» **YOUR GOAL**
Every line below that holds "即使非常认真地学" must be copied.

» **DATA FOR THIS EXERCISE**
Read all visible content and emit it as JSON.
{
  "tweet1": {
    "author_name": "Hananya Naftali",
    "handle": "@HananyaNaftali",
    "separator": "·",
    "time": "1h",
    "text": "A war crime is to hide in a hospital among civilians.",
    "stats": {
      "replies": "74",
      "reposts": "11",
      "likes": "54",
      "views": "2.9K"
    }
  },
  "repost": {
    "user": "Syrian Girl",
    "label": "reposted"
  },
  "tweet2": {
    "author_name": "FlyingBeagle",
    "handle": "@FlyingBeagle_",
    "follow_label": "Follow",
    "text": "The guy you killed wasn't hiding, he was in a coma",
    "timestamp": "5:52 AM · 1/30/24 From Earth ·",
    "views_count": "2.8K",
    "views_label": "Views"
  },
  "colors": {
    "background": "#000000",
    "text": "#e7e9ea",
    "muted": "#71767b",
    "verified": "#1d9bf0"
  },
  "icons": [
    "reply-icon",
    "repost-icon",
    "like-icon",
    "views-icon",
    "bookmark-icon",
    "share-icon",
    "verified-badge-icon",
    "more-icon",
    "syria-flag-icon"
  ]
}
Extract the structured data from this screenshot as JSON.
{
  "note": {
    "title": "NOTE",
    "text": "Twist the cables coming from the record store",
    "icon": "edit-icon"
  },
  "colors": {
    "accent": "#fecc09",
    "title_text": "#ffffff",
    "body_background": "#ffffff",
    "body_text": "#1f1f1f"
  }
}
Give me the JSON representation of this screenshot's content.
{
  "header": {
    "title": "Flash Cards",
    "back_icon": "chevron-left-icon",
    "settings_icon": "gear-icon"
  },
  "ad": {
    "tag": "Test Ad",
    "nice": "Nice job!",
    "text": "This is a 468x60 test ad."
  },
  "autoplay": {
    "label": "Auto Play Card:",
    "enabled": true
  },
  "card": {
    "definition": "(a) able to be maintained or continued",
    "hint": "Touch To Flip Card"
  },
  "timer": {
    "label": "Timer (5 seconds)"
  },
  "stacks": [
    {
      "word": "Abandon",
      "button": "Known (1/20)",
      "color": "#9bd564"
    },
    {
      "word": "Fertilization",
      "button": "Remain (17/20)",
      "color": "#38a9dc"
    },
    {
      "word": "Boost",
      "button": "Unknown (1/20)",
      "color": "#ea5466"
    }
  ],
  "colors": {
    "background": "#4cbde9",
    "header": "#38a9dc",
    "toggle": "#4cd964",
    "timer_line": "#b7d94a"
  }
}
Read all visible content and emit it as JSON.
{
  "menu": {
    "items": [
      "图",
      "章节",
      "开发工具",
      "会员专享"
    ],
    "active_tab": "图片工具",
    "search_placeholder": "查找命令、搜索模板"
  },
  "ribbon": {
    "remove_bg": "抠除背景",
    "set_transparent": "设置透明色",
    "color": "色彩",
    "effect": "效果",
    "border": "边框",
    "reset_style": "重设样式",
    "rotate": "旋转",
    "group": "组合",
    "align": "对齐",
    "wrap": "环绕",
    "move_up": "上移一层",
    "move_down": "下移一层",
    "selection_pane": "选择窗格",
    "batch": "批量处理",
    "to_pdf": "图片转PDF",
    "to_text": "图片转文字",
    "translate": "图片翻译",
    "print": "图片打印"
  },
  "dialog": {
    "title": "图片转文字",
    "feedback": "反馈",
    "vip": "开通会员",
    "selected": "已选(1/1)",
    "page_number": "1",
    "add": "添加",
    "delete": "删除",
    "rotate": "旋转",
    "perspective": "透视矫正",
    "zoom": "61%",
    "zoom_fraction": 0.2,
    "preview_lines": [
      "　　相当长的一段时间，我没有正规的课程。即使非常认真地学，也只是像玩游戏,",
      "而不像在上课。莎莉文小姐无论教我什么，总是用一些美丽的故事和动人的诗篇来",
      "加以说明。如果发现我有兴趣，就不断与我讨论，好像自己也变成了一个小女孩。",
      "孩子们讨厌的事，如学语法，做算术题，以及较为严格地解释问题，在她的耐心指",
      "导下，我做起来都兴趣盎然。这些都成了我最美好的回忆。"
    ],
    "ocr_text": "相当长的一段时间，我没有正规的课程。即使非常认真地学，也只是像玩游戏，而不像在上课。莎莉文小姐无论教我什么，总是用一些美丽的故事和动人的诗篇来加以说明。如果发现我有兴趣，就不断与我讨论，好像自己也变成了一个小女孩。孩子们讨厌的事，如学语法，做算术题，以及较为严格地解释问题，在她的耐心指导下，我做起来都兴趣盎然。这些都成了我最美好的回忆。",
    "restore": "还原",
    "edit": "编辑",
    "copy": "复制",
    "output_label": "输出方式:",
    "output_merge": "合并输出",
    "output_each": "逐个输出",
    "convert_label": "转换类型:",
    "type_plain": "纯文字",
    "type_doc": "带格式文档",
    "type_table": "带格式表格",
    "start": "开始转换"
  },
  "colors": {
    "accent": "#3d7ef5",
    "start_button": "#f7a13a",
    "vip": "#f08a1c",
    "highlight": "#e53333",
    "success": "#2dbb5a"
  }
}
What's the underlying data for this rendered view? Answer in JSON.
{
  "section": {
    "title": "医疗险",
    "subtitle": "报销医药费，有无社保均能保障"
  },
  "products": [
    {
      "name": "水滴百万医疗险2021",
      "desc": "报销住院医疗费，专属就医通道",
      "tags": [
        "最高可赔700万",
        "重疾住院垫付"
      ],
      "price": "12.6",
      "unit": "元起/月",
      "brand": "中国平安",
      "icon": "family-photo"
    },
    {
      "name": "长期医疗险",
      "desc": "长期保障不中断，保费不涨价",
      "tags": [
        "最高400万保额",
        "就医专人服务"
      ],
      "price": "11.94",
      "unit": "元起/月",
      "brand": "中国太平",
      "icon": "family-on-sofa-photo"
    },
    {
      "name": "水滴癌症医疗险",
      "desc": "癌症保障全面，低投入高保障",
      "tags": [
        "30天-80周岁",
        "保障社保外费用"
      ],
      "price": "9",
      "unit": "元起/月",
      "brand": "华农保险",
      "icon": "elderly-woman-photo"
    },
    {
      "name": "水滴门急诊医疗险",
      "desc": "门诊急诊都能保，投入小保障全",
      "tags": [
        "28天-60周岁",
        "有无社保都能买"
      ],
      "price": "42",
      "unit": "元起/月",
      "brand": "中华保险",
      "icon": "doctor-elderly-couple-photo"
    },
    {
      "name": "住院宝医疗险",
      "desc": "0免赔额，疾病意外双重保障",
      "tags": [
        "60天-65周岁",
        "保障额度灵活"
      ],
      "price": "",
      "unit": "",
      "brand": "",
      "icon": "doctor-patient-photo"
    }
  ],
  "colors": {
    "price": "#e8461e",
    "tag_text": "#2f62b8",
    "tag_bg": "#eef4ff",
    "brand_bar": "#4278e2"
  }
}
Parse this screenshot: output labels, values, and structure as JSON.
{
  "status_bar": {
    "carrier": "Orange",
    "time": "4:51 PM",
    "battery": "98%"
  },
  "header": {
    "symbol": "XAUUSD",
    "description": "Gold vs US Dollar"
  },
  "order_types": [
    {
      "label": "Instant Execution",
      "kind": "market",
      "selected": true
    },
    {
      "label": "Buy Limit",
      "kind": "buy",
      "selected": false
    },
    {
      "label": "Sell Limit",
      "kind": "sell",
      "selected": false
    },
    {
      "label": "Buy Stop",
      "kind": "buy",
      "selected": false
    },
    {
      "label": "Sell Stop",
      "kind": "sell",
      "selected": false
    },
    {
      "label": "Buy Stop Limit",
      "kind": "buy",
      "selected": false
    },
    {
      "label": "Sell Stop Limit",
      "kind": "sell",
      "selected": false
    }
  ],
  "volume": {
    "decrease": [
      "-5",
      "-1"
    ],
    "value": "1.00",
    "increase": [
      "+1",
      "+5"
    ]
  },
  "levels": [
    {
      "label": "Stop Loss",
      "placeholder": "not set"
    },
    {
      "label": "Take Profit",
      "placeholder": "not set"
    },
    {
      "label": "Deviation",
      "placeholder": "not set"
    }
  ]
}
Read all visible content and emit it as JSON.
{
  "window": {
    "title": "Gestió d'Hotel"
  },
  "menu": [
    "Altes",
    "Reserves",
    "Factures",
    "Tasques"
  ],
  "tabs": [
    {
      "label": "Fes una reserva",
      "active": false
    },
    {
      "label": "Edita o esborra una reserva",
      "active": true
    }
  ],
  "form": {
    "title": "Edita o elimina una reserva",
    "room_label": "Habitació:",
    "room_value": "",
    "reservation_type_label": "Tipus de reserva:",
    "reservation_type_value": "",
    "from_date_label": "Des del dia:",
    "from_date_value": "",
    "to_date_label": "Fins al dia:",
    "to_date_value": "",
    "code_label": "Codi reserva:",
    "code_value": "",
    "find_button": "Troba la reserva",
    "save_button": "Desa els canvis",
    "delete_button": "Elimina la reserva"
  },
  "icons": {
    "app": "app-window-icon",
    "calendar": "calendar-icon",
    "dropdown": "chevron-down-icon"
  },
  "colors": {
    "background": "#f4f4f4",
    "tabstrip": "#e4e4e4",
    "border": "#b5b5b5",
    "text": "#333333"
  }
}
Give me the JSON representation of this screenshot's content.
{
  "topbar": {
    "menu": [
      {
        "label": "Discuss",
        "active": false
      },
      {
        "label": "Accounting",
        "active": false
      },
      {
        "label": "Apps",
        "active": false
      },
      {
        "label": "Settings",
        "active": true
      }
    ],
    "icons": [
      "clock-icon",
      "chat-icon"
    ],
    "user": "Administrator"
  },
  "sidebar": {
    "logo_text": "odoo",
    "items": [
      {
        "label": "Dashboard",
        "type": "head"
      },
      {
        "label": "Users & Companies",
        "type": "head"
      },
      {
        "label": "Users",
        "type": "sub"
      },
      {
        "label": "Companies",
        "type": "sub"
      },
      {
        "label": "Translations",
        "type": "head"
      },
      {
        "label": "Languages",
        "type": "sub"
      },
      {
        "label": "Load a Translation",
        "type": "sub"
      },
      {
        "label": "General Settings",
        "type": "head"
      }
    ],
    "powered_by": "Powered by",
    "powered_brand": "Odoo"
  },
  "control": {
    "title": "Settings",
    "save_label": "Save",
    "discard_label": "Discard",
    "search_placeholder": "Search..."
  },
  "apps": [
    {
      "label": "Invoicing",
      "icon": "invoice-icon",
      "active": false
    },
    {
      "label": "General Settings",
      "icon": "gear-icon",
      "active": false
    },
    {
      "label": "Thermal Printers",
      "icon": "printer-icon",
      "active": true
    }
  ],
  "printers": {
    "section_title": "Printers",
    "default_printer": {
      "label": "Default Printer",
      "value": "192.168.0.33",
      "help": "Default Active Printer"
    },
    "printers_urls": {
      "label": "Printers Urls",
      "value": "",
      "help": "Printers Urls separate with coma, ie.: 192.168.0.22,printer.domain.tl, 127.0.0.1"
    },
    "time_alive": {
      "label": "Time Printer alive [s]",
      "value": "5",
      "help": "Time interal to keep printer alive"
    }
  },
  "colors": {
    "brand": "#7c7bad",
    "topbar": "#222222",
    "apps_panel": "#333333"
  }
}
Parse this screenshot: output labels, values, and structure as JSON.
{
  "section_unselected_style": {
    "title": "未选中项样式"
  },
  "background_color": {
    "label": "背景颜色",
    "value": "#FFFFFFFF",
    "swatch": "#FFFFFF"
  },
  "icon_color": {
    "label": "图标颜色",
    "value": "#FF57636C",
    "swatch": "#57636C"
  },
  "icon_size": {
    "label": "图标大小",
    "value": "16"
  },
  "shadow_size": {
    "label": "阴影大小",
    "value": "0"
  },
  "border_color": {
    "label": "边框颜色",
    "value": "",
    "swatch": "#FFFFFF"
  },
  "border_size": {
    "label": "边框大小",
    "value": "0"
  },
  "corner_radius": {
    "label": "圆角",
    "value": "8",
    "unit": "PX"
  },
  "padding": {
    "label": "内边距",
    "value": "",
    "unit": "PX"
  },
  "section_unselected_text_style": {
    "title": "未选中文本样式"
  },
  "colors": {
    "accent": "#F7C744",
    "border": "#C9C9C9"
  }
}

» **TASK RESULT**
      "　　相当长的一段时间，我没有正规的课程。即使非常认真地学，也只是像玩游戏,",
    "ocr_text": "相当长的一段时间，我没有正规的课程。即使非常认真地学，也只是像玩游戏，而不像在上课。莎莉文小姐无论教我什么，总是用一些美丽的故事和动人的诗篇来加以说明。如果发现我有兴趣，就不断与我讨论，好像自己也变成了一个小女孩。孩子们讨厌的事，如学语法，做算术题，以及较为严格地解释问题，在她的耐心指导下，我做起来都兴趣盎然。这些都成了我最美好的回忆。",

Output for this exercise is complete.